Perhaps the most spine-chilling assertion made by Wilson in his book is that, statistically speaking, there are probably two serial killers operating in Britain today. And with four serial killers caught and convicted since 2000 (Shipman, Mark Martin, who strangled three homeless women in Nottingham, Wright and Norris) it’s a trend which Wilson believes is set to rise. “What’s happening at the moment is that new groups are emerging as being vulnerable to attack,” he says. “In particular, what worries me at the moment is the designation of our towns and cities as places where lots of young people will congregate and get drunk. The night-time economy is the only area in our cultural life where stranger-perpetrated violence is on the increase. I think that group, that area, the night-time economy, is a place where we’re likely to see serial killers working in the future. We’re creating the circumstances in which it’s easier for a serial killer.”
Far from being a harbinger of doom, though, Wilson also offers notes of comfort. We shouldn’t have too many nightmares, he says in true Crimewatch style, about being next on a serial killer’s list of intended victims.
“The trick is this,” he says reassuringly. “Always remember that it’s very difficult to actually kill somebody. You’ve got to have the right mind set to be able to do that.”
We leave the warm comfort of the lounge and make our way to the study, a cramped annexe lined with bookshelves upon which stand biographies of Sutcliffe, Shipman and President Barack Obama. The walls are a reminder of past glories, adorned with snapshots of Wilson’s time as prison governor, television appearances and a large black and white photograph of Che Guevara.
Most people who kill, he tells me as I head out the door, will be overwhelmed with guilt and remorse for having committed a single murder. “So it would be a very rare person,” Wilson adds, “who would want to say: ‘Well, I’ve done two murders -- I may as well become a serial killer.’”

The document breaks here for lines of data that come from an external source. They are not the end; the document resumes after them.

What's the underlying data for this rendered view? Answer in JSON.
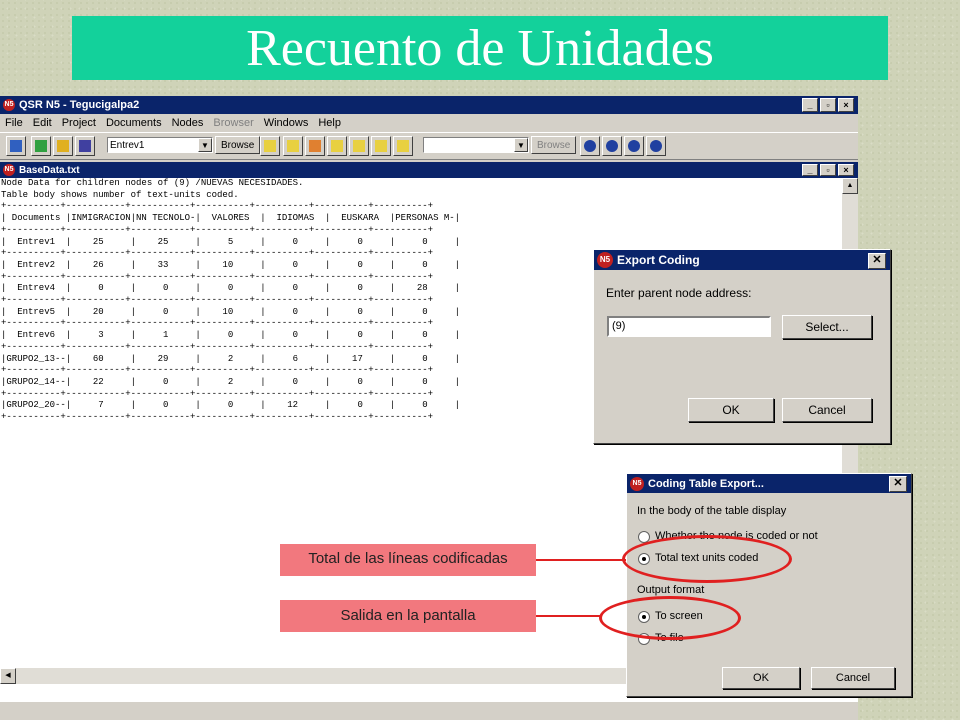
{
  "slide_title": "Recuento de Unidades",
  "app": {
    "title": "QSR N5 - Tegucigalpa2",
    "window_buttons": [
      "_",
      "▫",
      "×"
    ],
    "menu": [
      "File",
      "Edit",
      "Project",
      "Documents",
      "Nodes",
      "Browser",
      "Windows",
      "Help"
    ],
    "toolbar": {
      "document_combo": "Entrev1",
      "browse_label": "Browse",
      "node_combo": "",
      "browse2_label": "Browse"
    }
  },
  "doc_window": {
    "title": "BaseData.txt",
    "lines": [
      "Node Data for children nodes of (9) /NUEVAS NECESIDADES.",
      "Table body shows number of text-units coded.",
      "",
      "+----------+-----------+-----------+----------+----------+----------+----------+",
      "| Documents |INMIGRACION|NN TECNOLO-|  VALORES  |  IDIOMAS  |  EUSKARA  |PERSONAS M-|",
      "+----------+-----------+-----------+----------+----------+----------+----------+",
      "|  Entrev1  |    25     |    25     |     5     |     0     |     0     |     0     |",
      "+----------+-----------+-----------+----------+----------+----------+----------+",
      "|  Entrev2  |    26     |    33     |    10     |     0     |     0     |     0     |",
      "+----------+-----------+-----------+----------+----------+----------+----------+",
      "|  Entrev4  |     0     |     0     |     0     |     0     |     0     |    28     |",
      "+----------+-----------+-----------+----------+----------+----------+----------+",
      "|  Entrev5  |    20     |     0     |    10     |     0     |     0     |     0     |",
      "+----------+-----------+-----------+----------+----------+----------+----------+",
      "|  Entrev6  |     3     |     1     |     0     |     0     |     0     |     0     |",
      "+----------+-----------+-----------+----------+----------+----------+----------+",
      "|GRUPO2_13--|    60     |    29     |     2     |     6     |    17     |     0     |",
      "+----------+-----------+-----------+----------+----------+----------+----------+",
      "|GRUPO2_14--|    22     |     0     |     2     |     0     |     0     |     0     |",
      "+----------+-----------+-----------+----------+----------+----------+----------+",
      "|GRUPO2_20--|     7     |     0     |     0     |    12     |     0     |     0     |",
      "+----------+-----------+-----------+----------+----------+----------+----------+"
    ]
  },
  "export_coding": {
    "title": "Export Coding",
    "prompt": "Enter parent node address:",
    "value": "(9)",
    "select_label": "Select...",
    "ok_label": "OK",
    "cancel_label": "Cancel"
  },
  "coding_table_export": {
    "title": "Coding Table Export...",
    "body_heading": "In the body of the table display",
    "option_coded": "Whether the node is coded or not",
    "option_total": "Total text units coded",
    "output_heading": "Output format",
    "option_screen": "To screen",
    "option_file": "To file",
    "ok_label": "OK",
    "cancel_label": "Cancel"
  },
  "callouts": {
    "total": "Total de las líneas codificadas",
    "screen": "Salida en la pantalla"
  },
  "colors": {
    "title_band": "#13d19b",
    "titlebar": "#0a246a",
    "callout": "#f2787e",
    "highlight": "#e02020"
  }
}
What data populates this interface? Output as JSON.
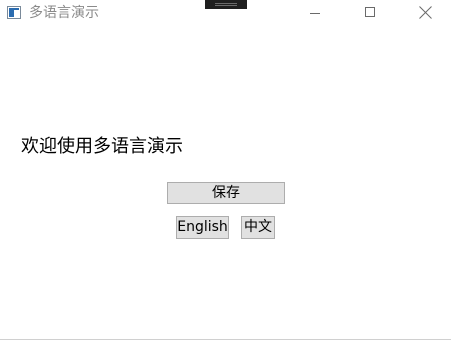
{
  "window": {
    "title": "多语言演示",
    "app_icon": "window-app-icon",
    "controls": {
      "minimize_icon": "minimize-icon",
      "maximize_icon": "maximize-icon",
      "close_icon": "close-icon"
    }
  },
  "main": {
    "welcome_text": "欢迎使用多语言演示",
    "save_label": "保存",
    "english_label": "English",
    "chinese_label": "中文"
  },
  "colors": {
    "button_background": "#e1e1e1",
    "button_border": "#adadad",
    "title_text": "#8a8a8a"
  }
}
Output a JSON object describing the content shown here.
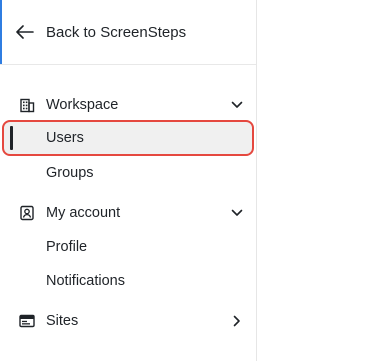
{
  "nav": {
    "back_label": "Back to ScreenSteps",
    "sections": {
      "workspace": {
        "label": "Workspace",
        "icon": "building-icon",
        "expanded": true,
        "items": [
          {
            "label": "Users",
            "selected": true
          },
          {
            "label": "Groups",
            "selected": false
          }
        ]
      },
      "account": {
        "label": "My account",
        "icon": "user-card-icon",
        "expanded": true,
        "items": [
          {
            "label": "Profile",
            "selected": false
          },
          {
            "label": "Notifications",
            "selected": false
          }
        ]
      },
      "sites": {
        "label": "Sites",
        "icon": "window-icon",
        "expanded": false
      }
    }
  },
  "colors": {
    "accent_blue": "#2f7de1",
    "highlight_red": "#e5483f",
    "selected_bg": "#f0f0f0",
    "text": "#1f2328"
  }
}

A History of British Serial Killing by David Wilson is published by Sphere, priced £14.99.